This installation by Genevieve Cadieux brought to mind an observation made by Margaret Atwood in her classic study of Canadian literature, Survival. She wrote that Canadian poets, particularly poets writing in French in Quebec, seem acutely interested in “what goes on inside the coffin.” Inside Cadieux’s twelve-foot-long trapezoid-sided glass sarcophagus, entitled Broken Memory, was nothing but empty space, and on the floor, tangles of electrical wiring leading to sound speakers enclosed at each end of the structure. From these speakers emanated cries of female distress that were both horrifying and mesmerizing. At times these moans were one register away from sexual ecstasy, at others so evocative of a woman being tortured as to become unbearable. On leaving the room and this compelling and unrelenting soundtrack, the spectator was susceptible to the same feelings of impotence and despair one has when turning the page of a magazine and thereby “abandoning” the victims in a photograph of a political atrocity. The installation’s conflation of female body and the imprisoning glass coffin that is the lot of women in fairy tales was an extension of the conceit of suffering written on the body, be it in the form of scars, bruises or body fluids, that has long informed Cadieux’s photographic work.
The obvious equation of the transparent surface of the glass case with human skin and the almost empty interior with inner human space, whether physical or psychological, became more disconcerting the longer one stayed with the piece, because it is only the evidence of pain and nothing else that issues from this metaphorical feminine body/coffin. This unidimensionality of emotion becomes even more apparent when one compares Broken Memory to works like the “cells” of Louise Bourgeois, which I happened to see a couple of days prior to Cadieux’s piece. Bourgeois’ room-like structures might also be seen to signify feminine psychic and somatic reality, and their dense arrangements of found and sculptured objects are often tropes of misery and decay. But Bourgeois’ allusions to suffering in this series are embedded in visual configurations that read like webs of conflicting feeling and experience, not all of which is negative. Cadieux’s piece, on the other hand, proposes a body from which everything has been eviscerated save a highly responsive nervous system that is being subjected to punishment ad infinitum.
Added to this is the realization that the body here is being likened not only to a coffin, but to an electrical apparatus, a conversion which in psychoanalysis signals a tragic armouring of the self against feeling that might otherwise prove intolerable. While Cadieux’s photographs and multimedia pieces regularly show human beings who appear to be in torment, the temporality of the photographic moment allows one to believe that in another instant these same subjects might cease to weep, and their bruises begin to heal. The viewer knows that the cries emitting from Broken Memory will not ever turn to laughter. Nor does the erotic component that brought a leavening ambiguity to works such as La Felure, au choeur des corps (the juxta-position of a photograph of a kiss with two others of scars) assert itself in any obvious way here at all.

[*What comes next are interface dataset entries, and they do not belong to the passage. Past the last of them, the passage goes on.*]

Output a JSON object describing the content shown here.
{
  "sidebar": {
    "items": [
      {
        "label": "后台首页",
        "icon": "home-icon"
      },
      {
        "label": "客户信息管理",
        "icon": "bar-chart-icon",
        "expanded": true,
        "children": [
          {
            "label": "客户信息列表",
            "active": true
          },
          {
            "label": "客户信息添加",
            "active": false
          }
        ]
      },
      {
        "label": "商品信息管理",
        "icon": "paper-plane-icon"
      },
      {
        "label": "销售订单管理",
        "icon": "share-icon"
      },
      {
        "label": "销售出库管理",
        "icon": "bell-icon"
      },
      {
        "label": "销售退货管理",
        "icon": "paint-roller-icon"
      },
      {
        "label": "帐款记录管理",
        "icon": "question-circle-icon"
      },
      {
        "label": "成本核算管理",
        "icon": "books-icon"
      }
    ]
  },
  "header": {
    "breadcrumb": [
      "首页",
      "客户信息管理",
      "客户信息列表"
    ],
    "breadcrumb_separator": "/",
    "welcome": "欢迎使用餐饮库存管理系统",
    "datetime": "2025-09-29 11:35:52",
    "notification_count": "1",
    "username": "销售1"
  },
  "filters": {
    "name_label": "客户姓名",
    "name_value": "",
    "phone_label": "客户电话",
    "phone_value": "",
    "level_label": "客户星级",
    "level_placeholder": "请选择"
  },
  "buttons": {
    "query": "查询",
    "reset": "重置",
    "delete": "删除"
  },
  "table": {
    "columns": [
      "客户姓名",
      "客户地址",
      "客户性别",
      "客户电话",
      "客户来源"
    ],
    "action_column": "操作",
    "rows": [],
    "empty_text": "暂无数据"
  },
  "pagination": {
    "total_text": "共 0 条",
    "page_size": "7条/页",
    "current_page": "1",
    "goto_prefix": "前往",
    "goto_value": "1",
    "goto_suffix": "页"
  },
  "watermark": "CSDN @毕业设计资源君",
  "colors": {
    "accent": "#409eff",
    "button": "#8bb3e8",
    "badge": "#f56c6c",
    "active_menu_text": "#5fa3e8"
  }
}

As with several of Cadieux’s previous works, like the 1989 photographic triptych featuring images of a woman who is either in pain or in the throes of pleasure, together with a close-up of her mouth, called Hear Me with Your Eyes, it is tempting to try to interpret this installation in relation to discourse surrounding the patriarchal suppression of feminine suffering and “voice.” In the past, the fact that the anguish alluded to in Cadieux’s photographic constructions was never explicitly shown to signify more than the personal misery of the individual women portrayed meant that a feminist reading of her work could be only tentative, at best. The shift from the photographic medium to the sculptural, however, has also entailed a move on the part of the artist away from the depiction of what may be only particular feminine situations to the representation of an archetypal feminine position within culture.
A pamphlet accompanying the installation quotes Cadieux as saying that the work was inspired by the poem “Words to be Sung,” written by the seventeenth-century Mexican writer Sister Juana Ines de la Cruz. The poem states that one must let “sorrow emerge in full clamour.” Of her suffering, the nun writes that “It is greater than I, my affliction; and this being so, it is meet/that I should not try to subdue it, but allow it to conquer me.” The reference to this poem seems to confirm that the ambiguity present in much of Cadieux’s work has not only to do with the relationship of (feminine) sensual and amourous pleasure to pain, but of both these states to something that is akin to a kind of mystical rapture. Luce Irigaray writes that mystical discourse is the “only place in Western history where woman speaks and acts in … a public way.” Broken Memory underlines the fact that the intimate experience Cadieux’s work consistently transposes to a scale which is both public and monumental, is also always expressed in an iconography of religious agony and transcendence.
With Broken Memory, Cadieux’s change in direction from photographic to three-dimensional form provides not only a dramatic insight into certain dimensions of her past production, but as well reveals an opening out of expressive possibilities.